It’s not copying if you make it your own, and inspiration is never a bad thing. Always be on the lookout for authors who share your *vibe*, and visual media like movies and TV. I’m obsessed with the show Euphoria and love its strong aesthetic, and have chosen certain elements of the style, if not direct imagery, to incorporate into my next story. This goes along with the note taking and mood boards––underlying principle, setting benefits from always being aware and observant, constantly looking for inspiration.
Keep descriptions visual and sense-based.
While there are so many types of writing important to a well-rounded story, when fleshing out the setting I think the most powerful way of evoking the feel of a certain place is naturally detailed, sensory description that gives the reader of sense of what it feels like to exist in a certain place and time. Because that’s what good fiction does––enables the reader to put themselves in the characters’ shoes. That includes a visceral picture of what the world looks like to the characters.
Emotions are a big part of setting too.
I might even say you can build a setting from a feeling. A great example of this is the book and movie Call Me By Your Name, one of my all-time favorites. I feel like the setting honestly makes the story––summer in 1980s Italy is written like a painting, and an incredibly realistic one at that. But the setting is inextricable from the overwhelming emotion of the book, which is a deep, painful nostalgia. That’s the aesthetic, and if you approach world building with a focus on how it makes you (and the reader) feel, a feeling can fuel a story.
Even if you can’t actually go to a place, there are ways to visualize your setting virtually…
While I do believe in writing what you know, I realize that most people only have extensive experience in a few places, and that that’s limiting. If you’re writing outside your sphere of knowledge or are having trouble picturing a place, there are plenty of resources to help you out. I recommend Google and Apple maps street view. If you put in an address, you’ll get a real life picture, and can essentially walk the streets using this feature. Travel sites and even hotel websites can also give good insight into a place, and how it feels. Hotel websites are often very aesthetic as a matter of appealing to customers, and while this may present a rosy view of any part of the world, if that’s what you’re looking for it can be good. Lastly, I almost always go on real estate sites to pick homes for my characters, whether it’s a luxury townhouse in New York or a little ranch in Ohio. Essentially, look online for ways to really virtually experience a place rather than just reading about it and trying to imagine.
Takeaways––the more visual, the better; put a lot of effort into your setting, and be sure it isn’t an afterthought.
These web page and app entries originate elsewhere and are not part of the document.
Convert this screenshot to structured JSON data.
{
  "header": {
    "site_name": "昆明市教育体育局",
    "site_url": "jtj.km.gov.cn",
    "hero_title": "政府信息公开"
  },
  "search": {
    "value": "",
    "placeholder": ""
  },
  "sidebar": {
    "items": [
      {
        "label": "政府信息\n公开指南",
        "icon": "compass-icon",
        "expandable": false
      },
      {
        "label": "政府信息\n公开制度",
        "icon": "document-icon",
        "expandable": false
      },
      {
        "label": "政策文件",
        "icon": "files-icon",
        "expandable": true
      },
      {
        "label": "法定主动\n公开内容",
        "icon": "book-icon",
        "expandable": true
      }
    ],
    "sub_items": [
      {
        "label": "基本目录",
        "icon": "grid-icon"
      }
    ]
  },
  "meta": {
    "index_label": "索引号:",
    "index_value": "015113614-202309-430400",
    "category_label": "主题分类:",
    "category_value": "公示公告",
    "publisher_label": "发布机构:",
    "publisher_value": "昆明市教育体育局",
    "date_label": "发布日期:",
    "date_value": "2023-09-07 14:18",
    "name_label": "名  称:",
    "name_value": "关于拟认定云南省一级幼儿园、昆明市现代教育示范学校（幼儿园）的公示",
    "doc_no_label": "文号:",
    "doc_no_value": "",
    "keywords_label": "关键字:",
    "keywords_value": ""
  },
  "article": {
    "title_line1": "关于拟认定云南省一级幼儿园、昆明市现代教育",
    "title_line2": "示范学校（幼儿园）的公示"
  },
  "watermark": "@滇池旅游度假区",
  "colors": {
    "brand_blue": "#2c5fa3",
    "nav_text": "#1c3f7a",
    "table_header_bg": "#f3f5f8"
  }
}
If inspiration is what you’re lacking, wait on it. Next month, I’ll get into how to handle writer’s block and where to get ideas when you’re running dry.